PITTSBURGH — As Alec Mills and Kyle Hendricks go, so go the Cubs?
That ship probably sailed a long time ago — even before the front office blew up the roster at the trade deadline.
But during a season in which workloads even for veteran pitchers came under heightened scrutiny after the pandemic-shortened 2020 season, the only current Cubs projected to open next season in the rotation have struggled mightily to finish the season strong.
Not surprisingly, their struggles correspond to a late-season fade for the Cubs that included an 8-6 loss to the woeful Pittsburgh Pirates at PNC Park on Tuesday night — the Cubs’ seventh loss in a row and 14th in 16 games.
It was the 90th loss for the Cubs — most in a season for them in eight years.
And this time it was Mills’ turn to struggle again, giving up a three-run homer to the fourth batter he faced in the game and eventually loading the bases with nobody out in the sixth before exiting — with all three scoring against the bullpen.
“To be honest with you, I think this has been one of the worst stretches I’ve pitched,” said Mills, who has a 7.82 ERA in five September starts — after producing a 3.73 ERA in his 14 starts this season before that.
“It’s pretty frustrating.”
In his first full season in the majors, Mills has jumped from 62 1/3 innings during the truncated 2020 season to nearly twice that this year (126 2/3, counting a three-start rehab assignment at Triple-A).
That major-league career high in innings is just 16 short of his overall career high in 2018, with one scheduled start left this year.
“This is my first full big-league season in my career, and obviously from what we did last year, it’s been a long one,” Mills said. “At the same time, I feel good every time I go out there. I think I’ve done what I needed to do to prepare and be ready to go every fifth day for a full 162-plus. I wouldn’t say that’s an excuse.”
But if it can be a legitimate issue with every pitcher in baseball this year, including Cubs ace Kyle Hendricks, then it’s at least in play for Mills.
Hendricks has an 8.49 ERA in his past eight starts during what has turned into his worst season of his career — a late-season performance team officials also have suspected might have something to do with the Cubs’ being out of contention for the first time since Hendricks’ debut season.
Cubs manager David Ross was asked again after Tuesday’s game about workloads, this time Mills’ uncharted career territory.
“I don’t think he nor I want to make too many excuses for things,” Ross said. “But he’s ready to go. He’s put the work in. I don’t think that’s playing into it. But I don’t know that.”
It becomes a far more important issue as the Cubs start looking at preparation during the offseason for their in-house rotation candidates and acquiring more via free agency — and, then, of course, into next year, when management says it plans to be competitive.

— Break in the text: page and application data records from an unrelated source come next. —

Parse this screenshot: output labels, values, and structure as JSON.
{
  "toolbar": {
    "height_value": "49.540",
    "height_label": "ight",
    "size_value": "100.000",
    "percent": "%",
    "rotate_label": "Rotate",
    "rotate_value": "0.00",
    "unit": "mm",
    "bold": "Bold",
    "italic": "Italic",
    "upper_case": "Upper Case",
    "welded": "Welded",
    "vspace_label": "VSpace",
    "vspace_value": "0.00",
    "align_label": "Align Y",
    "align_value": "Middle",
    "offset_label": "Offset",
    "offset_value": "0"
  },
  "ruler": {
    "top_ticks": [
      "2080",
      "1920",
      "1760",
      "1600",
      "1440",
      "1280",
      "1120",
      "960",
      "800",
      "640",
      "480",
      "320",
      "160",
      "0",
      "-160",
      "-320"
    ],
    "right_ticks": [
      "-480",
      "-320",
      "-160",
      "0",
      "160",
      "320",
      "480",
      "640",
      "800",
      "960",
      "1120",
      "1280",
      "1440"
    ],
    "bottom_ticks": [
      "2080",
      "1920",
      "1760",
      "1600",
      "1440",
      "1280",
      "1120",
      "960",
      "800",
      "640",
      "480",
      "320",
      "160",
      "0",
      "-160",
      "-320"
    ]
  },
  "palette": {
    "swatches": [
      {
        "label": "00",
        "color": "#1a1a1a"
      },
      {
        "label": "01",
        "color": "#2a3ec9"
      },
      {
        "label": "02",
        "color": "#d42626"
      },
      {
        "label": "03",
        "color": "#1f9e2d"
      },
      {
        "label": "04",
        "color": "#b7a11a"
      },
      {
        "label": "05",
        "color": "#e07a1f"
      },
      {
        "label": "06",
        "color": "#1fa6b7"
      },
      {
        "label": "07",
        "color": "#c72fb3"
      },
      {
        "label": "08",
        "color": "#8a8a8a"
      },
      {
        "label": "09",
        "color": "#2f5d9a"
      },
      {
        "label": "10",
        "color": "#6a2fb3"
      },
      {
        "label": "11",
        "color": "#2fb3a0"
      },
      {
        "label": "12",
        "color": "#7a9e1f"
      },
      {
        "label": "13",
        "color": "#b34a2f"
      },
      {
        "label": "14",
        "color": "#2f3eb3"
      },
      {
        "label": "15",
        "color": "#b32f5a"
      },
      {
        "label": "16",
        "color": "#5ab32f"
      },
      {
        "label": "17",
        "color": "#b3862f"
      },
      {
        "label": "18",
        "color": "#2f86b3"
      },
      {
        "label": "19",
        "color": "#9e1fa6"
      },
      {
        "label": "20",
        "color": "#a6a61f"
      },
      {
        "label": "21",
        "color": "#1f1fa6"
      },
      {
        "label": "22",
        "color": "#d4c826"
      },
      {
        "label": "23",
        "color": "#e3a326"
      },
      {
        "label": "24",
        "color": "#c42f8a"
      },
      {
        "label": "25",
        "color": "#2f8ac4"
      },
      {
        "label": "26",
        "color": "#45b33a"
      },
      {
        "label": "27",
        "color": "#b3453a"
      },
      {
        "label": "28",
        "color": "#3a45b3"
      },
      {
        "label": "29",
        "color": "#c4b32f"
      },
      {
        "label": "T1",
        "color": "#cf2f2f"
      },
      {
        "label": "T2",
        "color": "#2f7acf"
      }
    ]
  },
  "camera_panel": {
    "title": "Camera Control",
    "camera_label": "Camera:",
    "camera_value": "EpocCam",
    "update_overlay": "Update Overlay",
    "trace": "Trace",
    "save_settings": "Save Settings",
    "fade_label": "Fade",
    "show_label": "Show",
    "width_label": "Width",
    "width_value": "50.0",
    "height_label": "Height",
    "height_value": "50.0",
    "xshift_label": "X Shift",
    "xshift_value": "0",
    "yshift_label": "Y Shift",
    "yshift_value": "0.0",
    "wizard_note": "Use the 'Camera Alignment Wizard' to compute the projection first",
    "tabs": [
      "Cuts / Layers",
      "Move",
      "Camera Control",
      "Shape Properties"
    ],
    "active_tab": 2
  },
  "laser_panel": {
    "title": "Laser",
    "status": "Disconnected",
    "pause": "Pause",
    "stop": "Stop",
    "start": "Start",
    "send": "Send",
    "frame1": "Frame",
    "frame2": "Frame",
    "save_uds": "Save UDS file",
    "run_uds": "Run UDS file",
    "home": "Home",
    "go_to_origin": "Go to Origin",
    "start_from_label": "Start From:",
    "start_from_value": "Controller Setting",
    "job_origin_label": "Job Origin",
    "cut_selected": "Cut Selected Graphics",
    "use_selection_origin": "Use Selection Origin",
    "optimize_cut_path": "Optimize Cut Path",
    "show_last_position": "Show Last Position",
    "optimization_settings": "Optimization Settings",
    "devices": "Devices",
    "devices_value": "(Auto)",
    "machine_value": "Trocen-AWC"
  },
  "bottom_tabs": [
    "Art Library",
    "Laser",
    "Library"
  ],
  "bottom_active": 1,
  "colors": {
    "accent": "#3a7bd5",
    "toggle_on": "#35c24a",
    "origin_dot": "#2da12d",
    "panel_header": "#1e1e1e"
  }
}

Until then, Mills is pretty sure of one thing:
“This is just not going to cut it,” he said. “I have to be better than that. And I will be.”